Anonymous said...

My family and I were at the Hoop-Dee-Doo Revue that same night! We sat in the balcony. We didn't get any photos of MJ, our waitress said he had requested that no one take pictures, and my mother recalls that we had not brought our camera. Really fun to read your experience and compare notes. Would love a copy of your pics!

Lisa Iriarte said...

Cool! Again, small world. (No Disney pun intended there.) I'm working on getting my husband to scan the pictures in for me. I'll try to post here where they can be seen. They are very old. I don't own the negatives as it was the elderly couple's camera. No digital back then.

Anonymous said...

Great! I'll have to check back. Again, what a small world! When I'd tell the story of seeing him at that restaurant, I think people thought I was making it up since I didn't have a photo to prove it! My family and I can't wait to see the pics! Like you said, he was kind of forgotten about, but with his passing we've been reminiscing about our celebrity sighting. I don't remember anything about the show, but I sure remember seeing him! Thanks again!

SerenityLife said...

Your post made me smile.

I like you went to my first concert ever - The Victory Tour in Washington, DC.

I had a chance to meet Michael in 1991 at the National Black Journalists Association dinner in Washington, DC. He was seated on the dias and I could see him from my seat but I was too nervous to walk up to him and ask him for an autograph. Like you my knees buckled and I was sweating and going looney that I prayed on it but I could not move out of my seat.

Like you, I was hoping to go to London next year to see him perform if he did more concerts but he is in God's hands now.

I appreciate your fond memories of him.

May Michael be at rest!

Lisa Iriarte said...

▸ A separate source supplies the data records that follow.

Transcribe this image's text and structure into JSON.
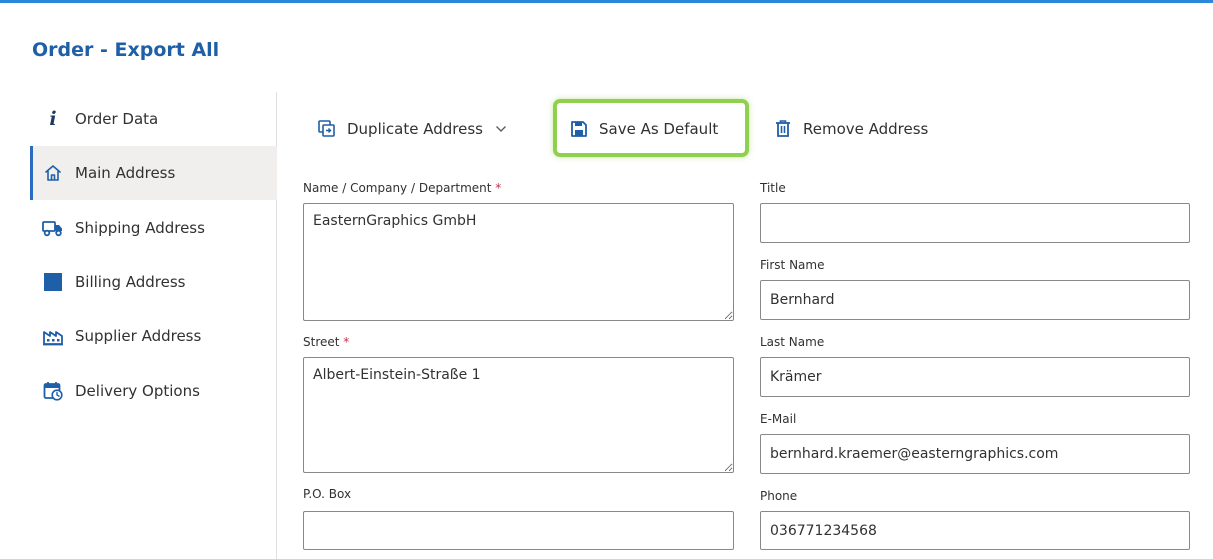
{
  "dialog": {
    "title": "Order - Export All"
  },
  "sidebar": {
    "items": [
      {
        "label": "Order Data",
        "icon": "info-icon",
        "active": false
      },
      {
        "label": "Main Address",
        "icon": "home-icon",
        "active": true
      },
      {
        "label": "Shipping Address",
        "icon": "truck-icon",
        "active": false
      },
      {
        "label": "Billing Address",
        "icon": "billing-icon",
        "active": false
      },
      {
        "label": "Supplier Address",
        "icon": "factory-icon",
        "active": false
      },
      {
        "label": "Delivery Options",
        "icon": "calendar-clock-icon",
        "active": false
      }
    ]
  },
  "toolbar": {
    "duplicate_label": "Duplicate Address",
    "save_default_label": "Save As Default",
    "remove_label": "Remove Address"
  },
  "form": {
    "name_company": {
      "label": "Name / Company / Department",
      "required_mark": "*",
      "value": "EasternGraphics GmbH"
    },
    "street": {
      "label": "Street",
      "required_mark": "*",
      "value": "Albert-Einstein-Straße 1"
    },
    "po_box": {
      "label": "P.O. Box",
      "value": ""
    },
    "title": {
      "label": "Title",
      "value": ""
    },
    "first_name": {
      "label": "First Name",
      "value": "Bernhard"
    },
    "last_name": {
      "label": "Last Name",
      "value": "Krämer"
    },
    "email": {
      "label": "E-Mail",
      "value": "bernhard.kraemer@easterngraphics.com"
    },
    "phone": {
      "label": "Phone",
      "value": "036771234568"
    }
  },
  "colors": {
    "accent": "#1f5fa8",
    "active_bar": "#2b6cc2",
    "highlight": "#8fd14f",
    "required": "#c4314b"
  }
}
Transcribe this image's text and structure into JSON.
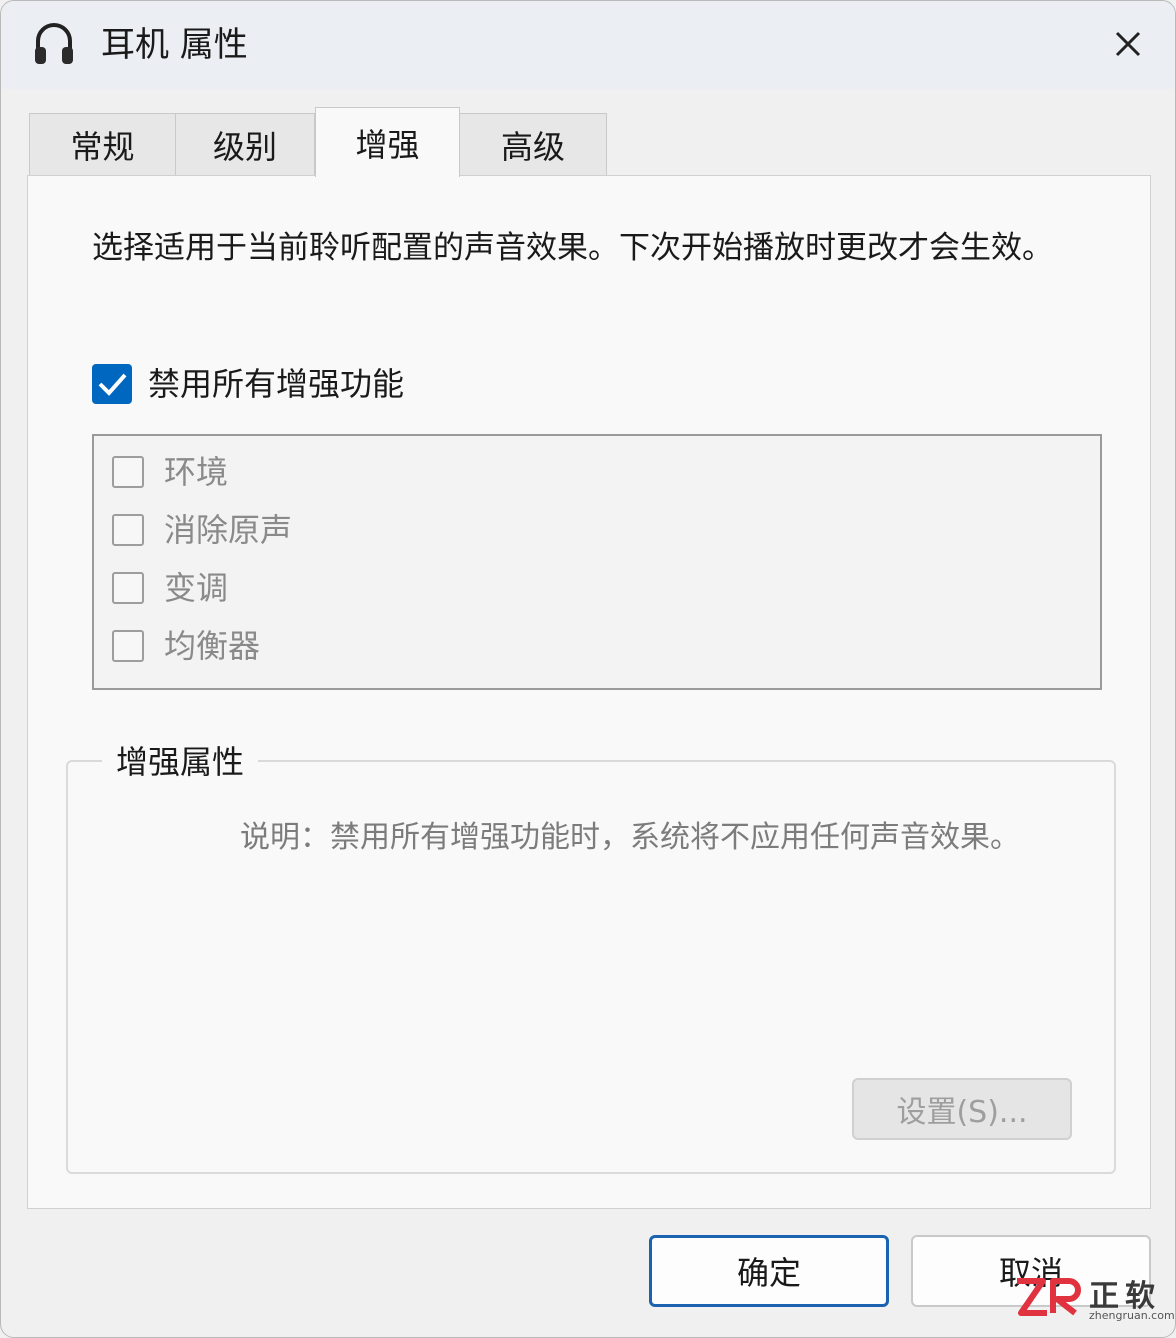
{
  "window": {
    "title": "耳机 属性",
    "icon": "headphones-icon",
    "close_icon": "close-icon"
  },
  "tabs": [
    {
      "label": "常规",
      "active": false
    },
    {
      "label": "级别",
      "active": false
    },
    {
      "label": "增强",
      "active": true
    },
    {
      "label": "高级",
      "active": false
    }
  ],
  "panel": {
    "description": "选择适用于当前聆听配置的声音效果。下次开始播放时更改才会生效。",
    "disable_all": {
      "label": "禁用所有增强功能",
      "checked": true
    },
    "effects": [
      {
        "label": "环境",
        "checked": false
      },
      {
        "label": "消除原声",
        "checked": false
      },
      {
        "label": "变调",
        "checked": false
      },
      {
        "label": "均衡器",
        "checked": false
      }
    ],
    "group": {
      "legend": "增强属性",
      "note": "说明：禁用所有增强功能时，系统将不应用任何声音效果。",
      "settings_button": "设置(S)..."
    }
  },
  "footer": {
    "ok_label": "确定",
    "cancel_label": "取消"
  },
  "watermark": {
    "logo_text": "ZR",
    "brand": "正软",
    "domain": "zhengruan.com"
  },
  "colors": {
    "accent": "#0067c0",
    "titlebar": "#ebeff3",
    "panel": "#f9f9f9",
    "disabled_text": "#8a8a8a"
  }
}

I've put up the urls for the photos on a later blog entry. Take a look, if you are interested.

Anonymous said...

I hope you have thick skin cause you don't need it i love the description you gave and where you said that when you got to a place that they always said sorry you just missed him you must have had a pretty wild life when you where a kid what inspired you to make a blog? i really want to know and


Michael,Jackson rest in peace :( (sigh)i haven't met Michael but i loved his songs.i think he was a very sweet person i also really wanted to see what he looked like when he grew old.it would have been a very exciting time i really wanted to meet him.

oldielocks said...

please post the photos that the old ladies took of Michael for you and mailed to you

Luis said...

I feel bad for you

Zelle said...

It has taken me all this time to read this post? God, how much I feel related to what you say. Your experience is very beautiful. We, as people who had the enormous gift in this world to see Michael in person we know that there was magic in the air. We could feel it. And even more than just magic. I attended his Bad Tour, I was very happy to have seen Moonwalker in London, and talk with some girls about Michael and how great he Is. And some coincidences always direct me to Michael, since my early childhood: people, especially. As if we had the same tastes. I also can say that my mother was very important for an event that happened to me regarding Michael Jackson. And all I could do is cry until I could control myself. For his presence absorbed everything that was around. It was just him. And the stars above. I also remember his fatherly bodyguard, who precisely appeared shortly in Moonwalker. I feel that Michael is eternal because just now I feel everything is starting over again, like the song, and like the first time I saw Michael singing with his brothers on videos. It is amazing, yes it is. Thank you